Will Allen is an urban farmer who is transforming the cultivation, production, and delivery of healthy foods to underserved, urban populations. In 1995, while assisting neighborhood children with a gardening project, Allen began developing the farming methods and educational programs that are now the hallmark of the non-profit organization Growing Power, which he directs and co-founded. Guiding all is his efforts is the recognition that the unhealthy diets of low-income, urban populations, and such related health problems as obesity and diabetes, largely are attributable to limited access to safe and affordable fresh fruits and vegetables. more info about Allen at Macarthur
Here the NYT article: “An Urban Farmer Is Rewarded for His Dream “
Did you know? Cities have always been shaped by food.
Different systems of food production, storage, distribution, and consumption patterns affected the form of cities in history, from the first cities of Mesopotamia, to the proto-hydroponic terraces of Machu Picchu, from the post-war Western cities to the Southern Megalopolis.
Our food system is the product of the so-called Green Revolution, begun in the Fourties. But today the Green Revolution shows its limits. Of course, it is criticized by ecologists and anti-globalization activists for the damages it causes to the environment and for its negative consequences for the poor in developing countries. But also, seems that the Green Revolution techniques are no longer profitable for the agriculture businness.

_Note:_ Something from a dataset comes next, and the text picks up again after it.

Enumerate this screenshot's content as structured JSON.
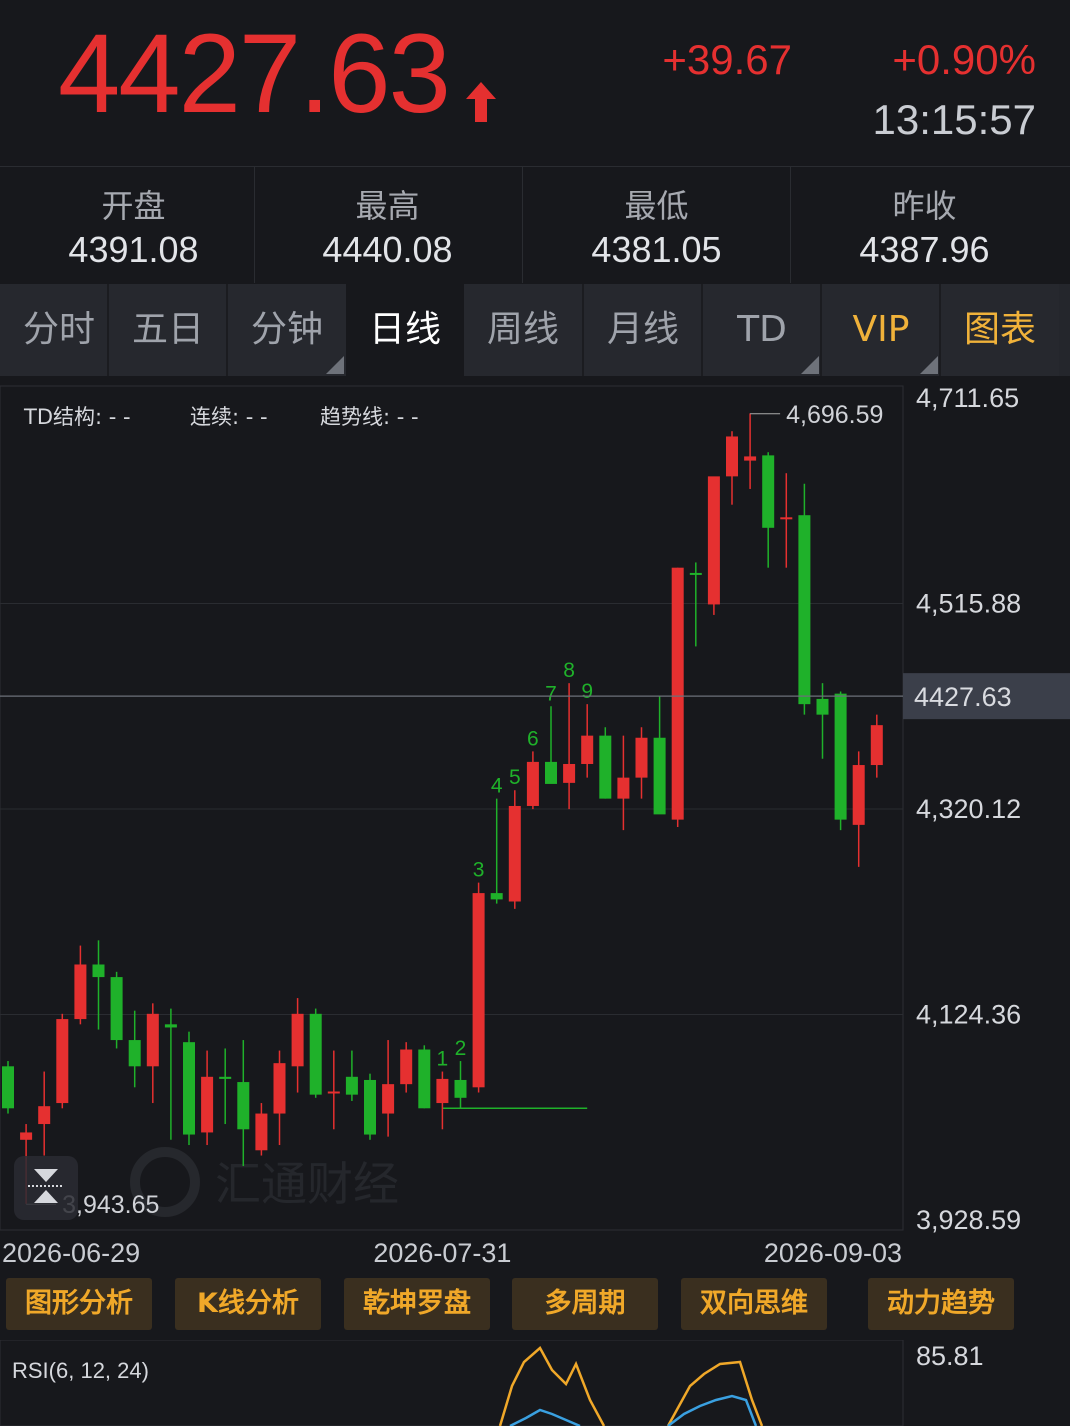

Therefore, a new, Greener Revolution is about to come.
Will it be based on new, hi-tech, top-down solutions, or through on the empowerment of local communities with low tech, convivial lifestyles? How will the post- Green Revolution cities look like? How to overcome the ongoing global food crisis? What about biofuels?
We will discuss these and other topics next Wednesday at the Academy of Architecture in Amsterdam, together with Debra Solomon, Peter Smeets, Steef Buijs, Jago van Bergen, Henk de Zeeuw, Henk van Latestijn and Rutger Groot Wassink.
The results of the meeting will be featured in this blog, and in Volume 18.